Data items:

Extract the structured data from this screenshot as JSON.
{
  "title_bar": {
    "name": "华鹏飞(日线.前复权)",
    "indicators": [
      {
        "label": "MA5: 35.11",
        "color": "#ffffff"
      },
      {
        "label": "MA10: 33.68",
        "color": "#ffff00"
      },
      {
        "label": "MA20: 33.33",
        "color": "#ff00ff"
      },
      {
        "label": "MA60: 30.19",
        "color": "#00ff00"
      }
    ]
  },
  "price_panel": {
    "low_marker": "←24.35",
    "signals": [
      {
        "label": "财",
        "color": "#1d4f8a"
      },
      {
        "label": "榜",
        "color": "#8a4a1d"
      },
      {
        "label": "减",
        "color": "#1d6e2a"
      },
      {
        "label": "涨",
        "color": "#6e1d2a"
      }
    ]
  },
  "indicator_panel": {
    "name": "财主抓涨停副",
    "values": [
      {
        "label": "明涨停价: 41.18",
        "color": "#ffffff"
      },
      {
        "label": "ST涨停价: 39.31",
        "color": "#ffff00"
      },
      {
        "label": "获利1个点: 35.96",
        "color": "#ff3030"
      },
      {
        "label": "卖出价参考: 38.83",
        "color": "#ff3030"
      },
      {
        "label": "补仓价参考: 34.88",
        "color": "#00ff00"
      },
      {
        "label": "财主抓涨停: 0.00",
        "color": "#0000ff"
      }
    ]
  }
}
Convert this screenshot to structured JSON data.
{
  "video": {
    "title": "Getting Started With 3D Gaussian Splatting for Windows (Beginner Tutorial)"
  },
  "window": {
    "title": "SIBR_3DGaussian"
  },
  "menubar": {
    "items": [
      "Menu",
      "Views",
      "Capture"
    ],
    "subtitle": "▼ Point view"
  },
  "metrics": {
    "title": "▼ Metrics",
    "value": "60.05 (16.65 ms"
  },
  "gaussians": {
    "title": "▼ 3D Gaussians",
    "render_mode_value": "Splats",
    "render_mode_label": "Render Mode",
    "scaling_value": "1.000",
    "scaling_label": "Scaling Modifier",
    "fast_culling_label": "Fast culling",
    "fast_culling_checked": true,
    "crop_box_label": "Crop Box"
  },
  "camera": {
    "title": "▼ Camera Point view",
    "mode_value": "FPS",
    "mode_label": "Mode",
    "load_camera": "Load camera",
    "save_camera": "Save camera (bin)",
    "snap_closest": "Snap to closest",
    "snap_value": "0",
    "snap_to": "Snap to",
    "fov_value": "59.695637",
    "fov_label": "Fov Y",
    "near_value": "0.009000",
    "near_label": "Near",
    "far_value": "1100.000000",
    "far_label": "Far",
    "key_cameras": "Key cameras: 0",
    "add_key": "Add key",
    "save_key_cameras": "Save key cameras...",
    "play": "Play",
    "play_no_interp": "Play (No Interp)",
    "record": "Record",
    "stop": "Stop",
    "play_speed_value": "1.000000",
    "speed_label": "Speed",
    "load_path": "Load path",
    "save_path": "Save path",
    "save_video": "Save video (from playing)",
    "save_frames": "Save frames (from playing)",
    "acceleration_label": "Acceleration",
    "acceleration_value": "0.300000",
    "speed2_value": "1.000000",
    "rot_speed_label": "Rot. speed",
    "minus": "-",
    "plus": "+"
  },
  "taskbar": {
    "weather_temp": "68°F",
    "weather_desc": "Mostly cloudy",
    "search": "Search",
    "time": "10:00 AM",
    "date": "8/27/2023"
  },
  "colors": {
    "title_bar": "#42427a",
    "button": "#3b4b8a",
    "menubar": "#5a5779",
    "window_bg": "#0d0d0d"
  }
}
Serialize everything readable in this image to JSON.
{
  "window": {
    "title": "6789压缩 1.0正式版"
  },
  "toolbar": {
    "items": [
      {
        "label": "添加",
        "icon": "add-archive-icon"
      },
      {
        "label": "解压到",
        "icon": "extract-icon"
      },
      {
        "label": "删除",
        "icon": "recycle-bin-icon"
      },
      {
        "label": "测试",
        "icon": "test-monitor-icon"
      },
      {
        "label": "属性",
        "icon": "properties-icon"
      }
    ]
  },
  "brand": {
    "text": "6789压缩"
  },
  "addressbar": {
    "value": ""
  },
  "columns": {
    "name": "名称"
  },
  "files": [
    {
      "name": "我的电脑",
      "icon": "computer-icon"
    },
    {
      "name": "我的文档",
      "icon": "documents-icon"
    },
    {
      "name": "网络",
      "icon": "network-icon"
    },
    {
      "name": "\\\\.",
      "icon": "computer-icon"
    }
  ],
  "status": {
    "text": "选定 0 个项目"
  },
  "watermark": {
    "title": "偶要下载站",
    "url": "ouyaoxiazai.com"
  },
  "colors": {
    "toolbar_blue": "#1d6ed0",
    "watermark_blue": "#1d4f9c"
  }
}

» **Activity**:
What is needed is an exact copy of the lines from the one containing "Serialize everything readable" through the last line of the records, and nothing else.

» **The completed task**:
Serialize everything readable in this image to JSON.
{
  "window": {
    "title": "6789压缩 1.0正式版"
  },
  "toolbar": {
    "items": [
      {
        "label": "添加",
        "icon": "add-archive-icon"
      },
      {
        "label": "解压到",
        "icon": "extract-icon"
      },
      {
        "label": "删除",
        "icon": "recycle-bin-icon"
      },
      {
        "label": "测试",
        "icon": "test-monitor-icon"
      },
      {
        "label": "属性",
        "icon": "properties-icon"
      }
    ]
  },
  "brand": {
    "text": "6789压缩"
  },
  "addressbar": {
    "value": ""
  },
  "columns": {
    "name": "名称"
  },
  "files": [
    {
      "name": "我的电脑",
      "icon": "computer-icon"
    },
    {
      "name": "我的文档",
      "icon": "documents-icon"
    },
    {
      "name": "网络",
      "icon": "network-icon"
    },
    {
      "name": "\\\\.",
      "icon": "computer-icon"
    }
  ],
  "status": {
    "text": "选定 0 个项目"
  },
  "watermark": {
    "title": "偶要下载站",
    "url": "ouyaoxiazai.com"
  },
  "colors": {
    "toolbar_blue": "#1d6ed0",
    "watermark_blue": "#1d4f9c"
  }
}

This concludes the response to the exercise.